He’s as talented a heavyweight the UK has produced since Joshua himself burst onto the scene, and with every passing fight he seems to only get stronger. The next challenge is a significant one, as Dubois takes on Joe Joyce, another fighter with an unbeaten record, on November 28th at the BT Sport Studios in London. The latest Dubois v Joyce odds place the former as the overwhelming favourite, and that’s no surprise given how impressive Dubois’ rise to prominence has been.
But in the form of Joyce, there is a boxer who has experienced the unique thrill of winning an Olympic medal, having won silver in the super-heavyweight division at the 2016 Games in Rio de Janeiro. Although Joyce is 12 years older than Dubois, he has four fewer professional bouts under his belt than his upcoming opponent. This is due to Joyce’s lengthy amateur career, where in addition to his Olympic silver medal, he won gold at both the Commonwealth Games and the European Games, along with bronze medals at the World Championships and European Championships.
That’s quite the amateur career, and Joyce has built on his success by going 11 fights unbeaten as a professional. Dubois will be the toughest test yet for the 35-year-old, but even if the odds are to prove correct and Dubois emerge victorious, he will always have the glory of his amateur successes to look back on with pride.
Conversely, if Joyce is to upset the odds and win, then Dubois’ budding heavyweight career will take a serious dent. If ‘Triple D’ is to suffer defeat, then many avenues may close to the young fighter. Not least among these is the prospect of taking on Olexsandr Usyk, which might occur if Anthony Joshua decides to abandon his titles to take on Fury instead of Usyk.
But judging by the confidence Dubois exudes, and the competence he has displayed across his impressive record of victories, he does not seem the kind to hold regrets for missing out on Tokyo, whenever the Games end up taking place.
“Joe’s Joe,” Dubois said recently of his opponent. “He boxes differently that’s all I’m gonna say. He’s got his own way of doing things and that’s who I’m gonna be fighting. I’ve just got to be ready to fight him and take away everything that he brings.”
What Joyce brings is Olympic pedigree and an impressive amateur record.

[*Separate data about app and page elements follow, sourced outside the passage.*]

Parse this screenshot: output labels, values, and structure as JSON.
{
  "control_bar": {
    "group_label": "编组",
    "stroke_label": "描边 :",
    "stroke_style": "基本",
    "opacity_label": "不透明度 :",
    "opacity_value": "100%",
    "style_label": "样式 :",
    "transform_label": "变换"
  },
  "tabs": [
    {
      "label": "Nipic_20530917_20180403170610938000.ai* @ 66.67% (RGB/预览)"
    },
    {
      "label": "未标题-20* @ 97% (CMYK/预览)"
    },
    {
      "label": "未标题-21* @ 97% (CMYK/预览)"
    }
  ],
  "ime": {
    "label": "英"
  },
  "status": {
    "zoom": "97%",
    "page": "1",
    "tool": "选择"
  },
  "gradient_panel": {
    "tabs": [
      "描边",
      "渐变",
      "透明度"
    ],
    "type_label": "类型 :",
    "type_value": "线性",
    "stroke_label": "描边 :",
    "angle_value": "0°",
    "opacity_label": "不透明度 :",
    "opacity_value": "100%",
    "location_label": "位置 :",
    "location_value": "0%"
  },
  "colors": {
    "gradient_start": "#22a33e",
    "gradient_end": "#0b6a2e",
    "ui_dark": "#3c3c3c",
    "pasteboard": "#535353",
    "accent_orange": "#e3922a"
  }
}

But, for Dubois, there is a sense that the young starlet is destined for the most glittering achievements the sport has to offer. Perhaps, in a few years’ time, we will view Dubois’ talent as one that transcended the need to tussle and toil at amateur level.